The Region III 3A basketball tournament was this past weekend in Nikiski. I decided to keep Doug company as he did his supervision duties. The draw for me was that across the parking lot from Nikiski Middle/High School there is a cross-country ski trail.  My kids have moaned for years about how brutal the hills are here as a cross-country running course, but I have never actually been out on the trail here. So this was my golden opportunity!

I was disappointed at first to discover that only half of the trails were groomed; the rest were ungroomed.
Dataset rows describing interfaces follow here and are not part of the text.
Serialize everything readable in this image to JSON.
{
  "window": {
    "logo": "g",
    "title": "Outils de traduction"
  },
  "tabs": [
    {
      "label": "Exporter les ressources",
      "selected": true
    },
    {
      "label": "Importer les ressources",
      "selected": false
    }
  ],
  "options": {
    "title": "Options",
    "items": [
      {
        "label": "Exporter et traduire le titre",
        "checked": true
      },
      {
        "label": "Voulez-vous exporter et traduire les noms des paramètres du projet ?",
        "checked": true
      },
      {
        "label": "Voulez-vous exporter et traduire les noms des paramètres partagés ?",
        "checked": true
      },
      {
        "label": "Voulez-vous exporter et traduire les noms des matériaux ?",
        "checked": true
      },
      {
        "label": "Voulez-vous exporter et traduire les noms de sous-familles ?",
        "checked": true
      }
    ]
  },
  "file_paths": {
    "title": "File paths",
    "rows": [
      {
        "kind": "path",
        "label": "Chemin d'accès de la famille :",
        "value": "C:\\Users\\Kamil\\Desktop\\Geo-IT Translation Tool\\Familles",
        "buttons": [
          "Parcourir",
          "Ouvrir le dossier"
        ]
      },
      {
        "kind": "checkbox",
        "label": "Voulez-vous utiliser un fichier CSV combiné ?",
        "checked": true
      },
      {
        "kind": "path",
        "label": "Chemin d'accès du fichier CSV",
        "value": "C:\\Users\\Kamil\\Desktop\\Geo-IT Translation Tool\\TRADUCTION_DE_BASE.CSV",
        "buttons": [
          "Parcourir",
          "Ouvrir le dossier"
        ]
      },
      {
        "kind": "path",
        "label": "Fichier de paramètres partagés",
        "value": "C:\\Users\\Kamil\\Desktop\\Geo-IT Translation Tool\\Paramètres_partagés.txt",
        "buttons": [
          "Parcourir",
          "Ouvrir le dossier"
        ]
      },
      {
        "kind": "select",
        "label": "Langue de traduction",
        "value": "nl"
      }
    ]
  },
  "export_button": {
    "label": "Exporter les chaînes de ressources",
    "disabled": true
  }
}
The first day there I headed out on fishscale (waxless) skis and decided to take the ungroomed trail. It was delightful to explore, and while it took some concentration to maneuver on the steep hills with 90 degree turns at the bottom with ungroomed snow, I only fell once!

The second day I headed out on skate skis and explored all the groomed trails in the morning. Thirty minutes took me over most of them twice.  After watching the Homer girls play, I headed back out for a snowshoe on the ungroomed trails I'd skiied the day before.  It was interesting to note how much more difficult snowshoing is than skiing. Gliding gets me down a hill quickly, but on snowshoes I have to step every single step.

Here is a brief photo gallery of some scenery on the trail.  It is a small little system, but provided me a couple days of skiing and snowshoing with the trails all to myself!

A view of the Nikiski track and stadium from the trail
Moose impressions abounded along the ungroomed trails, along with droppings and hoofprints.
Some strong winds must have blown up sand onto the trail. It was a very small section that was dirty snow.
An oil rig dominates the skyline near the trail.
The thunk thunk of helicopters going to the offshore rigs was nearly constant.
A couple boats off shore.
This was a hill I sweated up. Taking a picture was a great excuse to stop and catch my breath!
Snowshoe tracks, looking down the hill (opposite direction of the last one!)

Wednesday, March 8, 2017

Moose-y Scenery

The high school ski team had their end-of-season banquet at the Homer Elks Lodge on Monday night.  We were treated to a gorgeous sunset and a wandering moose!

Moose silhouetted above Bishop's Beach with Mt. Douglas in the background

Beautiful view of Kenai Mountains, Kachemak Bay and a moose at sunset.
(And a spruce tree hit by the spruce aphids.)